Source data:
"""
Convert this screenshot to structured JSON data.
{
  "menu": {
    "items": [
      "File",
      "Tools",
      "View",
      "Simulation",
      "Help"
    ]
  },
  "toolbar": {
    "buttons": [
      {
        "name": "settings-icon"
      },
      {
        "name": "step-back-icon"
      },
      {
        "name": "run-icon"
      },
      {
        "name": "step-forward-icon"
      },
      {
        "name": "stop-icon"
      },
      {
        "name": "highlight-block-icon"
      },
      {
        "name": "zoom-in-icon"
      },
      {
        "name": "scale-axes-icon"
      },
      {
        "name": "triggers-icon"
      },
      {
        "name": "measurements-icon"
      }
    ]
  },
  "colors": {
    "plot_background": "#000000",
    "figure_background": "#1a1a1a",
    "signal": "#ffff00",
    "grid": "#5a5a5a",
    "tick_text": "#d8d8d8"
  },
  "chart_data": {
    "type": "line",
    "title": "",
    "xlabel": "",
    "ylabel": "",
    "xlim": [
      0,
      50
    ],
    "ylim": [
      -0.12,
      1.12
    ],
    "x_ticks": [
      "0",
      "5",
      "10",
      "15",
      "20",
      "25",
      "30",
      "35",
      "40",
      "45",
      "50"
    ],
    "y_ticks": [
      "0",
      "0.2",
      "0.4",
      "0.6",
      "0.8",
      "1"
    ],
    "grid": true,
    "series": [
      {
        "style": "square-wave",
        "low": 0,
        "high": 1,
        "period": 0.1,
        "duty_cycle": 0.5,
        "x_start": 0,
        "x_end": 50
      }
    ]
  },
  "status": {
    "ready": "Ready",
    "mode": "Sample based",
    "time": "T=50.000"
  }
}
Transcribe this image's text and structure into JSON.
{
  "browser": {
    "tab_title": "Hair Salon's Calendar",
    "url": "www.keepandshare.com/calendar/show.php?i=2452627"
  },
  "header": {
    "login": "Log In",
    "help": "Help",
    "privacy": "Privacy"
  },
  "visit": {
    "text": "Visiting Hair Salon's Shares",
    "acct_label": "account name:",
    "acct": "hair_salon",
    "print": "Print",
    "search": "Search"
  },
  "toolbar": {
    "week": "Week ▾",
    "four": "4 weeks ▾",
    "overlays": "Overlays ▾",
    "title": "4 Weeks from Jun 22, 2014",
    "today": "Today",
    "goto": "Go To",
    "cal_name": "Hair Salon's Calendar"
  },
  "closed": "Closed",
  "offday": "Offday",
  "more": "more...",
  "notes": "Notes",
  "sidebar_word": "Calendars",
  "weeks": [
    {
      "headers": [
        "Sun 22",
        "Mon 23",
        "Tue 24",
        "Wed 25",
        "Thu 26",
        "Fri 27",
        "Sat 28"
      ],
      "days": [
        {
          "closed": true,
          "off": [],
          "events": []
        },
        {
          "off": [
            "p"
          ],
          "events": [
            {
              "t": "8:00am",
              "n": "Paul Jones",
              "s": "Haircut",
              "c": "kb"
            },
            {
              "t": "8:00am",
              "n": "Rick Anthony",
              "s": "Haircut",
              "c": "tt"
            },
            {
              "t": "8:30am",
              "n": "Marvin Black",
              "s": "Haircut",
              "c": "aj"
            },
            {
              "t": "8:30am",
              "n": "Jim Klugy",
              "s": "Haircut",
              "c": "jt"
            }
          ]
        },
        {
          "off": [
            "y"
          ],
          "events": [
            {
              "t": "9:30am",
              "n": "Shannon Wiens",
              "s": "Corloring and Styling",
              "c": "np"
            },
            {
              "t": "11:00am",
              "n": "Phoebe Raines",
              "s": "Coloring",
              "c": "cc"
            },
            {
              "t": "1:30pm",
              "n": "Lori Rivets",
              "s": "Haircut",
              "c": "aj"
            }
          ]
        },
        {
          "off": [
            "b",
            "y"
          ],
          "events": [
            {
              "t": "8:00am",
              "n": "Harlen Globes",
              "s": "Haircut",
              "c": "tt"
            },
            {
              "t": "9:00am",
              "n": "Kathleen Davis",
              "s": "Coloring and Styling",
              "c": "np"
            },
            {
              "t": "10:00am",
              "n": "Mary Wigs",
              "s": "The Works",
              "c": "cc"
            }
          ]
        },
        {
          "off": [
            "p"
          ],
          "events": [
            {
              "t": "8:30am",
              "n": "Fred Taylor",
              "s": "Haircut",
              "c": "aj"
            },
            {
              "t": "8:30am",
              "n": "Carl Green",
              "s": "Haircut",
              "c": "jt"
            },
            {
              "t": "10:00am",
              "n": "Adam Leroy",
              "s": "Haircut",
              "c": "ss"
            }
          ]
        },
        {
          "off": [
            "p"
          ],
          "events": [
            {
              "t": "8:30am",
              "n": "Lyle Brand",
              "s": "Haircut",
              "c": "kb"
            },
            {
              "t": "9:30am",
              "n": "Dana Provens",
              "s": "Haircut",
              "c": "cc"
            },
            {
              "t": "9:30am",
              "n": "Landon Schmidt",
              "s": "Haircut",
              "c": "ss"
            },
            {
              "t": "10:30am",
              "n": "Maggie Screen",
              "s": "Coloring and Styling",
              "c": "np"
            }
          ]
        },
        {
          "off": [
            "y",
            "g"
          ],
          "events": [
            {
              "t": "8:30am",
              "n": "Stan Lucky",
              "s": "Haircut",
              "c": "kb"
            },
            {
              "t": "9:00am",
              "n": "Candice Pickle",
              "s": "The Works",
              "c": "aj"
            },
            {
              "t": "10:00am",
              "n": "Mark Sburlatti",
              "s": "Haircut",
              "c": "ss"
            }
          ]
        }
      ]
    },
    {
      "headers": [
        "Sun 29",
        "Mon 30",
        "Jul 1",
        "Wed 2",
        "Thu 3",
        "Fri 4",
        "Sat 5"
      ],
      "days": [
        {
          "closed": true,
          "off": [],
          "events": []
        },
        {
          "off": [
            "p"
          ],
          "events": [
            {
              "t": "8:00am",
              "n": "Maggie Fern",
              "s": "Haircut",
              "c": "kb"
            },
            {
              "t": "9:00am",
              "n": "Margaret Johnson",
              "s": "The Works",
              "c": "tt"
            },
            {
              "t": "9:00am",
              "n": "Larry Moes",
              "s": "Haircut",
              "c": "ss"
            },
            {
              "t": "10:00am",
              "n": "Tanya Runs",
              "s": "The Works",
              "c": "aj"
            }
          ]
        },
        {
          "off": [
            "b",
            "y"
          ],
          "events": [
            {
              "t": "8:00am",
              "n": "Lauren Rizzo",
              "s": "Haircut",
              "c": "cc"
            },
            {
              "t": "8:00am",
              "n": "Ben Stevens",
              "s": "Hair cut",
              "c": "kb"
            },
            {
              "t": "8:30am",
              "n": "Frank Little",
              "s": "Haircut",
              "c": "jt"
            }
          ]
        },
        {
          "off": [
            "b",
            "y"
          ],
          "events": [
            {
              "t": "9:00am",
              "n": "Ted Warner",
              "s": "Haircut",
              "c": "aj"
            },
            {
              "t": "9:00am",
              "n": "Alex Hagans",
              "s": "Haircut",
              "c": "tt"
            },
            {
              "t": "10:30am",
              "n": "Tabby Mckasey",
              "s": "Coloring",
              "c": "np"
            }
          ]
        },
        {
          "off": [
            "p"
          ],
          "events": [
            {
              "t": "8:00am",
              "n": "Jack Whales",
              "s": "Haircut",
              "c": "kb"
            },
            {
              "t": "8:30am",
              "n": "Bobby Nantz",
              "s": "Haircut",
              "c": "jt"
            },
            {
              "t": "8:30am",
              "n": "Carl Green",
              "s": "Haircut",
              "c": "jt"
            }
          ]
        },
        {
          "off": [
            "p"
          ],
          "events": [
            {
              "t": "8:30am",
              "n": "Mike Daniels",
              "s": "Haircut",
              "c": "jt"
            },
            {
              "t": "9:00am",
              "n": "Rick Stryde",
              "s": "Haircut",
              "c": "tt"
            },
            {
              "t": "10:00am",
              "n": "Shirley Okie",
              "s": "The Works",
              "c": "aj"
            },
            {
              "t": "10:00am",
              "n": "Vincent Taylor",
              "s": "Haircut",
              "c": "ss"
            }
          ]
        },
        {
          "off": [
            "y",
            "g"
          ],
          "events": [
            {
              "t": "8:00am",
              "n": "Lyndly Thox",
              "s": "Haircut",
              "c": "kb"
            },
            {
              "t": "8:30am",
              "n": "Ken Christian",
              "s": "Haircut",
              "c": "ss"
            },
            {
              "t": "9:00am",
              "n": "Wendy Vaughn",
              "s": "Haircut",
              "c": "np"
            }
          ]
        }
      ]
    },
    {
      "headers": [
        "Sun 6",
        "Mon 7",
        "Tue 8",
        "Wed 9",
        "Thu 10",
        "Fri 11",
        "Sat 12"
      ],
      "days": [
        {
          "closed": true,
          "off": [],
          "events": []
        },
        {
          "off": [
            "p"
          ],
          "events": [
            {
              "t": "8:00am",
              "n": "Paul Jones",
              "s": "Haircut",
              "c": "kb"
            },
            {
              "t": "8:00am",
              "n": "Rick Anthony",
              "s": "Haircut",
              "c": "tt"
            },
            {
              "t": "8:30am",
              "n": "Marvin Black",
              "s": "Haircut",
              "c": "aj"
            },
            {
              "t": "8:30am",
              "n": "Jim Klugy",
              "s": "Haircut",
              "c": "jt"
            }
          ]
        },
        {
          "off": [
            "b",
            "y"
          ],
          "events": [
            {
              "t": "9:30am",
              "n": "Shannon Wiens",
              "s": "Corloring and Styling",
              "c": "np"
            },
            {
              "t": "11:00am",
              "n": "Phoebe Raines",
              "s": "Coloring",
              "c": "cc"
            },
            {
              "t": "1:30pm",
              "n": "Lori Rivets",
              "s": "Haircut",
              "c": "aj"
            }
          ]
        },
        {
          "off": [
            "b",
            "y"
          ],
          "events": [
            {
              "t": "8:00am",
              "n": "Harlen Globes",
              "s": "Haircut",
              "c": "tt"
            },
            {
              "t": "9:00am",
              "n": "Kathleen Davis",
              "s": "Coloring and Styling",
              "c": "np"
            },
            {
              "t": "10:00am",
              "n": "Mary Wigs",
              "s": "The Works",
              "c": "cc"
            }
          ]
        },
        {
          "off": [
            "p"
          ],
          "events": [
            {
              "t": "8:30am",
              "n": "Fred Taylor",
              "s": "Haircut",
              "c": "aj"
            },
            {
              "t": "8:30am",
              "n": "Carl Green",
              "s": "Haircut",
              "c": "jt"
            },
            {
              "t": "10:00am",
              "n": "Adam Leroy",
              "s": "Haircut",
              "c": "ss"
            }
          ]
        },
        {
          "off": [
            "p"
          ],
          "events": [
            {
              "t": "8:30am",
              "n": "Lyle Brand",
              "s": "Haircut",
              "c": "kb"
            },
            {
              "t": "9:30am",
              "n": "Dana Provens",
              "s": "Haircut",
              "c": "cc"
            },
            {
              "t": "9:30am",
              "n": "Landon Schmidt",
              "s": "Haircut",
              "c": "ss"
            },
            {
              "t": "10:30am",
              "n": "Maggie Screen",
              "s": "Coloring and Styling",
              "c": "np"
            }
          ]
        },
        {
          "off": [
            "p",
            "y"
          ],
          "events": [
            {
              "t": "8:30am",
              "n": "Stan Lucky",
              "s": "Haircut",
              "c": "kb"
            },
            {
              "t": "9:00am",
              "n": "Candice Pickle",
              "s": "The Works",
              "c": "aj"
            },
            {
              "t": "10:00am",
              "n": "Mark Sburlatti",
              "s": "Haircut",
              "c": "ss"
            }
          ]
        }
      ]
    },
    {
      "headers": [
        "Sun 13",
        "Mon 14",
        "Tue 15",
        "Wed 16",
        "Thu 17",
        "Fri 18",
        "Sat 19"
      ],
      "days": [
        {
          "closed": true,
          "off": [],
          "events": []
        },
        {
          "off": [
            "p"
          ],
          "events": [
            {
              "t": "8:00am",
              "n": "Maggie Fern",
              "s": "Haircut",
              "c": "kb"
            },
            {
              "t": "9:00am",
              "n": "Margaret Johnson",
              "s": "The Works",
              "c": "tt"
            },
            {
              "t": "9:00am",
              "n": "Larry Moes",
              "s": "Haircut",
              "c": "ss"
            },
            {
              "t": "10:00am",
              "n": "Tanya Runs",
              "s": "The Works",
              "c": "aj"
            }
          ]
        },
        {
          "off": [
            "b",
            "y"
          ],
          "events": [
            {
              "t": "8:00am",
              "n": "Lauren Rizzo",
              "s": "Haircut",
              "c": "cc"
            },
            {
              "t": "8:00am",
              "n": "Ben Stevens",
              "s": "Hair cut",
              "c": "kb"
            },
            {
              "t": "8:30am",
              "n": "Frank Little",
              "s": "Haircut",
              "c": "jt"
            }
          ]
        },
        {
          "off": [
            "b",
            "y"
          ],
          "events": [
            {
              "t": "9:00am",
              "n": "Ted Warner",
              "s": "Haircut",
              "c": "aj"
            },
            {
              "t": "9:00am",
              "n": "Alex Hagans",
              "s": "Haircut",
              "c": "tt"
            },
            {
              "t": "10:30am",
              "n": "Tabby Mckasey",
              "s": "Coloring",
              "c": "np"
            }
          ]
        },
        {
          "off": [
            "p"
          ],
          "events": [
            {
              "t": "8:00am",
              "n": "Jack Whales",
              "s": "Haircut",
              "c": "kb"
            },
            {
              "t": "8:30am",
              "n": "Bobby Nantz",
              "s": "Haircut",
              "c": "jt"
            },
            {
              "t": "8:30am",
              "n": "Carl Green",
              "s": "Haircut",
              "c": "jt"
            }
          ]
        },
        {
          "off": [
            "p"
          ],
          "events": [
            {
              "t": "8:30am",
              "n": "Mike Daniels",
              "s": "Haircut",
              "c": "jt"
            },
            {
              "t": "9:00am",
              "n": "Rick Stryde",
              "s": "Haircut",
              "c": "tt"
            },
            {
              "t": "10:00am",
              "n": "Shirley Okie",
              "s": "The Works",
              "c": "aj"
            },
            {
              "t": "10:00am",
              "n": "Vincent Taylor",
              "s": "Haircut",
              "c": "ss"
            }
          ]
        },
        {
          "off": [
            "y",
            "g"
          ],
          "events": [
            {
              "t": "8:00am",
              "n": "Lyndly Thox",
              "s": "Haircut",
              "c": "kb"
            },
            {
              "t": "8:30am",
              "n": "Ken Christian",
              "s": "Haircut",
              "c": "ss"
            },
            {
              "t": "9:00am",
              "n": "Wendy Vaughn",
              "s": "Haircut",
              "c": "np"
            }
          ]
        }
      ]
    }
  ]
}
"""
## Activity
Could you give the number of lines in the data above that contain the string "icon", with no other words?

## Answer to the exercise
10